  • not subject to negotiation. 

What does “unfair” mean?

A term may be declared by the court to be unfair if:

  • it would cause a significant imbalance in the parties’ rights and obligations arising under the contract;
  • it is not reasonably necessary to protect the advantaged party’s legitimate interests (in practice, a term is presumed not to be necessary unless proven otherwise); and
  • it would cause detriment to a party if it were relied on (however, there is no requirement that actual detriment be demonstrated or for a term in a contract to have been relied on to actually have occurred).

In determining if a contract term is unfair, the court will consider the transparency of the term (i.e. how clearly it is communicated) and the contract as a whole. The examples of unfair contract terms contained in the CCA and ASIC Act include those terms which permit one party to:

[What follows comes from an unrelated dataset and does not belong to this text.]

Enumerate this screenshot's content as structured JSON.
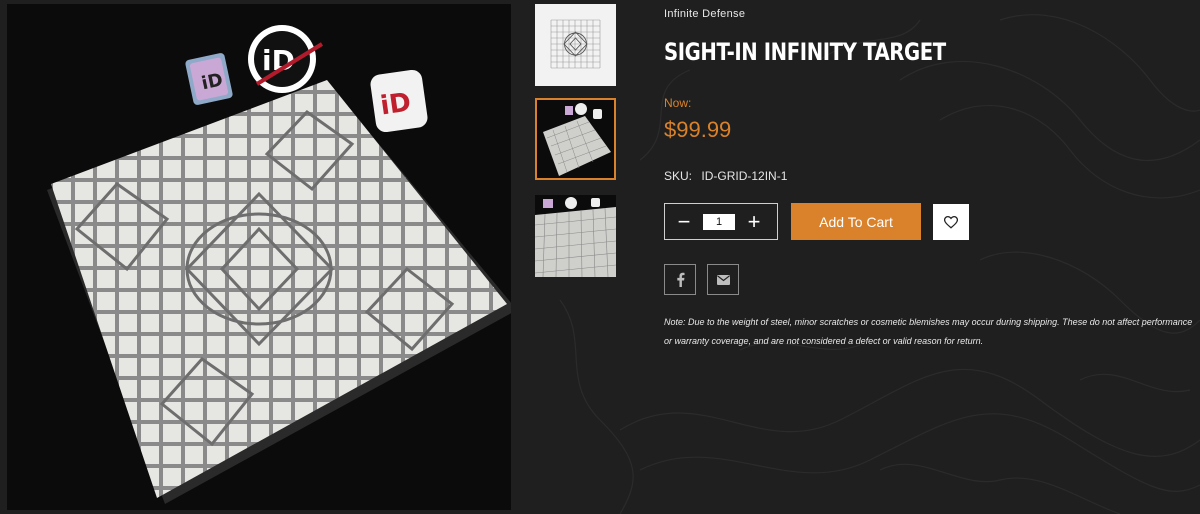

  • avoid or limit performance;
  • vary the terms of the contract unilaterally;
  • terminate, renew or not renew the contract;
  • determine whether a breach has occurred; or
  • determine the meaning of the contract.

How does this apply to existing contracts?

The changes to the CCA and ASIC Act apply to contracts entered into or renewed (automatically or otherwise), and to terms in contracts which have been varied, on or after 12 November 2016.

What does this mean for businesses?

If a term is declared void, the contract will continue to bind the parties if it is capable of operating without that specific term. The court will not ‘rewrite’ the agreement between the parties, so the parties will be responsible for the balance of the contract without the benefit of the term that is declared void.

Although there are no fines or penalties for having a term declared unfair, all businesses should consider the enforceability of their standard term contracts to minimise the risks that various terms might be declared void.


Please contact Zafra Legal on 08 6212 3777 if you require advice and/or assistance in relation to unfair contract terms.



Candice Richards

Category: Latest News